Now Reading
Durham: Why I voted to OK TEP's natural gas power plant upgrade

From the archive: This story is more than 5 years old.

Guest opinion

Durham: Why I voted to OK TEP's natural gas power plant upgrade

  • Councilman Paul Durham at TEP's Irvington Campus.
    City of TucsonCouncilman Paul Durham at TEP's Irvington Campus.

At the Tucson City Council meeting this Tuesday, we considered a Planned Area Development relating to a 345-acre site at Alvernon Way and Irvington Road that Tucson Electric Power calls the Irvington Campus. The PAD was needed to allow TEP to modernize the generating plant, initially by building a Reciprocating Internal Combustion Engine generating plant. The RICE plant will replace two of the four steam generators and reduce the use of the other two.

I voted to approve the PAD in a unanimous 5-0 vote. The RICE plant burns natural gas, and I want to be clear, I don't believe we should be burning any fossil fuels, but I voted as I did for a number of reasons.

As you know, sustainable power generation, clean air and reducing our carbon footprint are high on my priority list. Since I took office, I've pushed the city to make our buildings more energy efficient and install more solar. So I questioned TEP pretty hard, both before and at the Council meeting, about the RICE plant. Here's what I learned.

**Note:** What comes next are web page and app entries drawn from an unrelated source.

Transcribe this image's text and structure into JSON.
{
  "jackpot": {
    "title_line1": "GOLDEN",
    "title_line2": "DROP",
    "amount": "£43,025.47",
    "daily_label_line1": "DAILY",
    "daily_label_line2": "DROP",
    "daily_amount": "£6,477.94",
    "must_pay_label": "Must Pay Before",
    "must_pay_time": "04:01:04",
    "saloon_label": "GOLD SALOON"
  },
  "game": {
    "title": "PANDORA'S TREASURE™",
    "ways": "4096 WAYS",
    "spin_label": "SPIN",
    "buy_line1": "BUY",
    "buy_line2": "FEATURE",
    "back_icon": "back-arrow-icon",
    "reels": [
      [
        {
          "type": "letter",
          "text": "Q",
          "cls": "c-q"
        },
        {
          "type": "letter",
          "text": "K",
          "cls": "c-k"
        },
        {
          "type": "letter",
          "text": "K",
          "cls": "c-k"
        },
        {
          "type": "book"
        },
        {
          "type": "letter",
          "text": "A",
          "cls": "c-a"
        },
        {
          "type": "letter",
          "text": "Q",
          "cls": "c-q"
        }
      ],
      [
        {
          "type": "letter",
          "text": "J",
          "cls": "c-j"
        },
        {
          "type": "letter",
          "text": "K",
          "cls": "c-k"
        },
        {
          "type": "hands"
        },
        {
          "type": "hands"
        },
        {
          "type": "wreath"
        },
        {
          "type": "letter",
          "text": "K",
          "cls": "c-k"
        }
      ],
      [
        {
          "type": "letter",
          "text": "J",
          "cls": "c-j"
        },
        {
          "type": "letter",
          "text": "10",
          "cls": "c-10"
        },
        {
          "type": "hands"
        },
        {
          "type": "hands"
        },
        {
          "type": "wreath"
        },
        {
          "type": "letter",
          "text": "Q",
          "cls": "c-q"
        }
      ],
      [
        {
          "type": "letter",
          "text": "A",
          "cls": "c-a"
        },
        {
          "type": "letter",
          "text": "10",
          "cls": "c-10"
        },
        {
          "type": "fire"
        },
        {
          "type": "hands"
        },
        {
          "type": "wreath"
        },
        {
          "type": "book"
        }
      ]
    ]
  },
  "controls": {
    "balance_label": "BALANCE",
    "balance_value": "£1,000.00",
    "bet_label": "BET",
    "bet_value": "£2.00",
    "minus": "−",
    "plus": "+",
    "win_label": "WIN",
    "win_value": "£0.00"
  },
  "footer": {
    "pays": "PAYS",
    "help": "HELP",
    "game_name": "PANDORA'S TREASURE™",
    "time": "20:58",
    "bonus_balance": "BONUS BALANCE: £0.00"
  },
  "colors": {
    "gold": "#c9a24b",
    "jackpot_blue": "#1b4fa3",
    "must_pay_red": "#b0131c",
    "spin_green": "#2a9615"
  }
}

The RICE technology is newer, cleaner (60 percent reduction in nitrous oxide (NOx) emissions) and more fuel efficient (by about 30 percent) than the 2 steam generators (also fueled by natural gas) that it's replacing (2 newer steam generators will remain). It also saves a lot of water—the current steam plants use 2,200 acre feet per year. The RICE units and remaining steam generators will use 700 acre feet (a 70 percent savings). (An acre foot is just under 326,000 gallons.) But equally important, it's quick to power up and power down (called "fast ramping"). One of the disadvantages of renewable energy, both solar and wind, is that it is intermittent. It's important for an electric utility to have backup sources that can come online quickly (for both solar and wind) and operate at night (for solar) to keep the system in balance and meet demand.

The goal is that batteries will provide this backup, but batteries are more expensive. For example, TEP estimates that the RICE plant will cost about $200 million to build compared to about $400 million for a solar farm and batteries of equal capacity. But the batteries will have a life of 10 to 15 years compared to the RICE plant's 30-year life. (I don't like the idea of burning natural gas for another 30 years, but that's a decision we'll face a few years from now.) After 10 to 15 years, the batteries will need to be replaced. Nobody knows what batteries will cost then, but just to pick a number, let's guess $200 million (and I'm also ignoring the cost of natural gas for the RICE plant in this very "back-of-the-envelope" calculation). And solar panels wear out too. Bottom line: using these numbers, the solar plus batteries approach might cost about $400 million more than the RICE plant.

When low- and moderate income families can barely afford their electric bill in the summer (and many can't), I'm just not willing to impose this cost on TEP ratepayers.

Because it is fast ramping, the RICE plant actually will support additional renewable energy. TEP estimates that the RICE plant alone will support an additional 290 to 385 megawatts of renewable energy, supplying enough fast ramping capacity to support additional renewable energy until the early to mid- 2020s. Hopefully by then, batteries will be better and more affordable. So the RICE facility will be a bridge to our zero carbon future.

Bottom line: Solar plus batteries sounds nice, but the batteries are just too expensive right now.

Paul Durham represents Ward 3 on the Tucson City Council.

— 30 —

Top headlines

Best in Internet Exploder